**Provided entries:**
"""
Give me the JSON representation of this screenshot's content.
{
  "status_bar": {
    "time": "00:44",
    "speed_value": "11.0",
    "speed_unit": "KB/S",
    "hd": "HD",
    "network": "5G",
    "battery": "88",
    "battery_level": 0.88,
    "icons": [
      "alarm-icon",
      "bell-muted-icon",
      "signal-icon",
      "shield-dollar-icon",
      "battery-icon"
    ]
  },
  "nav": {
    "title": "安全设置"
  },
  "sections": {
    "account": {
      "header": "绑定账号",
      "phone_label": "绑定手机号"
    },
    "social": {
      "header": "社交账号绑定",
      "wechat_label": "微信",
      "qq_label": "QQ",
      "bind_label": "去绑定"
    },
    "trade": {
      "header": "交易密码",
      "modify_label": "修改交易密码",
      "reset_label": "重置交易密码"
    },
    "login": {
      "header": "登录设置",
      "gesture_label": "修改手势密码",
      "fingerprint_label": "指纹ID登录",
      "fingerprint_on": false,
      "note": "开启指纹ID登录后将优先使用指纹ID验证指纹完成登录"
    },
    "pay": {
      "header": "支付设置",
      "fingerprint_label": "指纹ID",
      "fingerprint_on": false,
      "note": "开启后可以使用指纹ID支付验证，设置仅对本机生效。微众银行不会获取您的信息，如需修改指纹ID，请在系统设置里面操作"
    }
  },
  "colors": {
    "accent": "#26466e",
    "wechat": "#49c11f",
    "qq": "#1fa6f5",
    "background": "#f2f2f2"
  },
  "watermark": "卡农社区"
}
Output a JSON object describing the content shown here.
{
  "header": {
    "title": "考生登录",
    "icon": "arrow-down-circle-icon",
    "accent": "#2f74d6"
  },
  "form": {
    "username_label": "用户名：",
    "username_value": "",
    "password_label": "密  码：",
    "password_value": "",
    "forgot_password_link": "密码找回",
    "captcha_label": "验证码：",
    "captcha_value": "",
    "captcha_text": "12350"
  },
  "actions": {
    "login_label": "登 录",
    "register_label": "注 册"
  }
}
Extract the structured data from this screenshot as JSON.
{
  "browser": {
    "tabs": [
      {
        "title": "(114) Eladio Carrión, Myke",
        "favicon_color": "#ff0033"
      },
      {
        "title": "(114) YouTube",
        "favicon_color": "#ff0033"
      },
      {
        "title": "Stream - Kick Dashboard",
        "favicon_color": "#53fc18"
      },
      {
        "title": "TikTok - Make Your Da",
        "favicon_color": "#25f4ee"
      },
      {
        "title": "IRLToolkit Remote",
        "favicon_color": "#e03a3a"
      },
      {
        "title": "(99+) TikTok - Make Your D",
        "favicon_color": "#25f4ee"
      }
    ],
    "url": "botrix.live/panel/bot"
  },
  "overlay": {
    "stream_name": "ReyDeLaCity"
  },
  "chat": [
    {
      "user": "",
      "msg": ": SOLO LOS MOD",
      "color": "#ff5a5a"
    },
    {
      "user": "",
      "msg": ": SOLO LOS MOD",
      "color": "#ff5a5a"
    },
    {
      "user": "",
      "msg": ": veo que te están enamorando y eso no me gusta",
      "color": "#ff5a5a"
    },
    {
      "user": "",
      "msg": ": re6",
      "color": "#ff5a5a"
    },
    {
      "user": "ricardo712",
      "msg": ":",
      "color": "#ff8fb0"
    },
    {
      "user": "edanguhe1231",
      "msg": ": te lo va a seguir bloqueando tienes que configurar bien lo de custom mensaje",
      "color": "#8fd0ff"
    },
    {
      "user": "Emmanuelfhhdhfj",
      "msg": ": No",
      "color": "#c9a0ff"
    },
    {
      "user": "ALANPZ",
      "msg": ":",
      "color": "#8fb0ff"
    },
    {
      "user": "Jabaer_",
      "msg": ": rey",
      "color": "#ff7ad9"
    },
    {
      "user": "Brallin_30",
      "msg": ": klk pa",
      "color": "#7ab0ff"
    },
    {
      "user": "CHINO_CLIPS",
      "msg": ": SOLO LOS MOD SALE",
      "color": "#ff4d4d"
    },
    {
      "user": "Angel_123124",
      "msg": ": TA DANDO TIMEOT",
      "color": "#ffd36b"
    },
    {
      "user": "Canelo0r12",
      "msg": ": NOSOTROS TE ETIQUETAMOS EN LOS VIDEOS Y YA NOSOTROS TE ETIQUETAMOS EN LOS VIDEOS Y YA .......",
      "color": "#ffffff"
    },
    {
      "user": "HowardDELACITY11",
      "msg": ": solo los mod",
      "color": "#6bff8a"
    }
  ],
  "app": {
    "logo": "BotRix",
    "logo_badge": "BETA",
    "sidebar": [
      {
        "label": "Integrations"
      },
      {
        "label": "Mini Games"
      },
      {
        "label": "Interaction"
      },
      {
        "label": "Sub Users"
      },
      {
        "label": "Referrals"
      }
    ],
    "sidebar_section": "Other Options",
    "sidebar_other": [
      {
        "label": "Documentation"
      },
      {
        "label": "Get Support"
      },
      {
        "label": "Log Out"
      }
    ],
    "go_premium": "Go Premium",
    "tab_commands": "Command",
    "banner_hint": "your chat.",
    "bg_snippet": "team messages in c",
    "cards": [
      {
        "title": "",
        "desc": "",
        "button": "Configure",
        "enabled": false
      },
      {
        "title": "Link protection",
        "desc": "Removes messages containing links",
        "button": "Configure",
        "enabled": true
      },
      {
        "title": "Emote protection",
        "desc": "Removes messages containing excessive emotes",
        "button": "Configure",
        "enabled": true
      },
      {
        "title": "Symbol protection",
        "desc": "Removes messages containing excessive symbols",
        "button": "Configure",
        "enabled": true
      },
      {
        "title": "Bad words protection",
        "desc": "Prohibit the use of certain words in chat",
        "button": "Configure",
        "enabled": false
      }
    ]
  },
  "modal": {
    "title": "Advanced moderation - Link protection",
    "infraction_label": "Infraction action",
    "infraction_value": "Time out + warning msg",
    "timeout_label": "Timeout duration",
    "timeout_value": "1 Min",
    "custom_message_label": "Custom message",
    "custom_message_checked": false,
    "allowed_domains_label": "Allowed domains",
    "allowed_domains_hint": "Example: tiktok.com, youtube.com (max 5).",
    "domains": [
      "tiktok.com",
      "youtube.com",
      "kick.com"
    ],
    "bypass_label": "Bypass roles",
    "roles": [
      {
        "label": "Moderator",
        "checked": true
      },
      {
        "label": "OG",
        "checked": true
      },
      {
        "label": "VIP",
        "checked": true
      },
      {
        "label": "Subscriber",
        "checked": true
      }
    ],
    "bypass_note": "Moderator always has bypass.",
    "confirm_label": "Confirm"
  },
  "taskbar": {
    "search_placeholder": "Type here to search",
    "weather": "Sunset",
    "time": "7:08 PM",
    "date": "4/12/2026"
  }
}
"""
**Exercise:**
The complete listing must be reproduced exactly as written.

**Answer to this problem:**
Give me the JSON representation of this screenshot's content.
{
  "status_bar": {
    "time": "00:44",
    "speed_value": "11.0",
    "speed_unit": "KB/S",
    "hd": "HD",
    "network": "5G",
    "battery": "88",
    "battery_level": 0.88,
    "icons": [
      "alarm-icon",
      "bell-muted-icon",
      "signal-icon",
      "shield-dollar-icon",
      "battery-icon"
    ]
  },
  "nav": {
    "title": "安全设置"
  },
  "sections": {
    "account": {
      "header": "绑定账号",
      "phone_label": "绑定手机号"
    },
    "social": {
      "header": "社交账号绑定",
      "wechat_label": "微信",
      "qq_label": "QQ",
      "bind_label": "去绑定"
    },
    "trade": {
      "header": "交易密码",
      "modify_label": "修改交易密码",
      "reset_label": "重置交易密码"
    },
    "login": {
      "header": "登录设置",
      "gesture_label": "修改手势密码",
      "fingerprint_label": "指纹ID登录",
      "fingerprint_on": false,
      "note": "开启指纹ID登录后将优先使用指纹ID验证指纹完成登录"
    },
    "pay": {
      "header": "支付设置",
      "fingerprint_label": "指纹ID",
      "fingerprint_on": false,
      "note": "开启后可以使用指纹ID支付验证，设置仅对本机生效。微众银行不会获取您的信息，如需修改指纹ID，请在系统设置里面操作"
    }
  },
  "colors": {
    "accent": "#26466e",
    "wechat": "#49c11f",
    "qq": "#1fa6f5",
    "background": "#f2f2f2"
  },
  "watermark": "卡农社区"
}
Output a JSON object describing the content shown here.
{
  "header": {
    "title": "考生登录",
    "icon": "arrow-down-circle-icon",
    "accent": "#2f74d6"
  },
  "form": {
    "username_label": "用户名：",
    "username_value": "",
    "password_label": "密  码：",
    "password_value": "",
    "forgot_password_link": "密码找回",
    "captcha_label": "验证码：",
    "captcha_value": "",
    "captcha_text": "12350"
  },
  "actions": {
    "login_label": "登 录",
    "register_label": "注 册"
  }
}
Extract the structured data from this screenshot as JSON.
{
  "browser": {
    "tabs": [
      {
        "title": "(114) Eladio Carrión, Myke",
        "favicon_color": "#ff0033"
      },
      {
        "title": "(114) YouTube",
        "favicon_color": "#ff0033"
      },
      {
        "title": "Stream - Kick Dashboard",
        "favicon_color": "#53fc18"
      },
      {
        "title": "TikTok - Make Your Da",
        "favicon_color": "#25f4ee"
      },
      {
        "title": "IRLToolkit Remote",
        "favicon_color": "#e03a3a"
      },
      {
        "title": "(99+) TikTok - Make Your D",
        "favicon_color": "#25f4ee"
      }
    ],
    "url": "botrix.live/panel/bot"
  },
  "overlay": {
    "stream_name": "ReyDeLaCity"
  },
  "chat": [
    {
      "user": "",
      "msg": ": SOLO LOS MOD",
      "color": "#ff5a5a"
    },
    {
      "user": "",
      "msg": ": SOLO LOS MOD",
      "color": "#ff5a5a"
    },
    {
      "user": "",
      "msg": ": veo que te están enamorando y eso no me gusta",
      "color": "#ff5a5a"
    },
    {
      "user": "",
      "msg": ": re6",
      "color": "#ff5a5a"
    },
    {
      "user": "ricardo712",
      "msg": ":",
      "color": "#ff8fb0"
    },
    {
      "user": "edanguhe1231",
      "msg": ": te lo va a seguir bloqueando tienes que configurar bien lo de custom mensaje",
      "color": "#8fd0ff"
    },
    {
      "user": "Emmanuelfhhdhfj",
      "msg": ": No",
      "color": "#c9a0ff"
    },
    {
      "user": "ALANPZ",
      "msg": ":",
      "color": "#8fb0ff"
    },
    {
      "user": "Jabaer_",
      "msg": ": rey",
      "color": "#ff7ad9"
    },
    {
      "user": "Brallin_30",
      "msg": ": klk pa",
      "color": "#7ab0ff"
    },
    {
      "user": "CHINO_CLIPS",
      "msg": ": SOLO LOS MOD SALE",
      "color": "#ff4d4d"
    },
    {
      "user": "Angel_123124",
      "msg": ": TA DANDO TIMEOT",
      "color": "#ffd36b"
    },
    {
      "user": "Canelo0r12",
      "msg": ": NOSOTROS TE ETIQUETAMOS EN LOS VIDEOS Y YA NOSOTROS TE ETIQUETAMOS EN LOS VIDEOS Y YA .......",
      "color": "#ffffff"
    },
    {
      "user": "HowardDELACITY11",
      "msg": ": solo los mod",
      "color": "#6bff8a"
    }
  ],
  "app": {
    "logo": "BotRix",
    "logo_badge": "BETA",
    "sidebar": [
      {
        "label": "Integrations"
      },
      {
        "label": "Mini Games"
      },
      {
        "label": "Interaction"
      },
      {
        "label": "Sub Users"
      },
      {
        "label": "Referrals"
      }
    ],
    "sidebar_section": "Other Options",
    "sidebar_other": [
      {
        "label": "Documentation"
      },
      {
        "label": "Get Support"
      },
      {
        "label": "Log Out"
      }
    ],
    "go_premium": "Go Premium",
    "tab_commands": "Command",
    "banner_hint": "your chat.",
    "bg_snippet": "team messages in c",
    "cards": [
      {
        "title": "",
        "desc": "",
        "button": "Configure",
        "enabled": false
      },
      {
        "title": "Link protection",
        "desc": "Removes messages containing links",
        "button": "Configure",
        "enabled": true
      },
      {
        "title": "Emote protection",
        "desc": "Removes messages containing excessive emotes",
        "button": "Configure",
        "enabled": true
      },
      {
        "title": "Symbol protection",
        "desc": "Removes messages containing excessive symbols",
        "button": "Configure",
        "enabled": true
      },
      {
        "title": "Bad words protection",
        "desc": "Prohibit the use of certain words in chat",
        "button": "Configure",
        "enabled": false
      }
    ]
  },
  "modal": {
    "title": "Advanced moderation - Link protection",
    "infraction_label": "Infraction action",
    "infraction_value": "Time out + warning msg",
    "timeout_label": "Timeout duration",
    "timeout_value": "1 Min",
    "custom_message_label": "Custom message",
    "custom_message_checked": false,
    "allowed_domains_label": "Allowed domains",
    "allowed_domains_hint": "Example: tiktok.com, youtube.com (max 5).",
    "domains": [
      "tiktok.com",
      "youtube.com",
      "kick.com"
    ],
    "bypass_label": "Bypass roles",
    "roles": [
      {
        "label": "Moderator",
        "checked": true
      },
      {
        "label": "OG",
        "checked": true
      },
      {
        "label": "VIP",
        "checked": true
      },
      {
        "label": "Subscriber",
        "checked": true
      }
    ],
    "bypass_note": "Moderator always has bypass.",
    "confirm_label": "Confirm"
  },
  "taskbar": {
    "search_placeholder": "Type here to search",
    "weather": "Sunset",
    "time": "7:08 PM",
    "date": "4/12/2026"
  }
}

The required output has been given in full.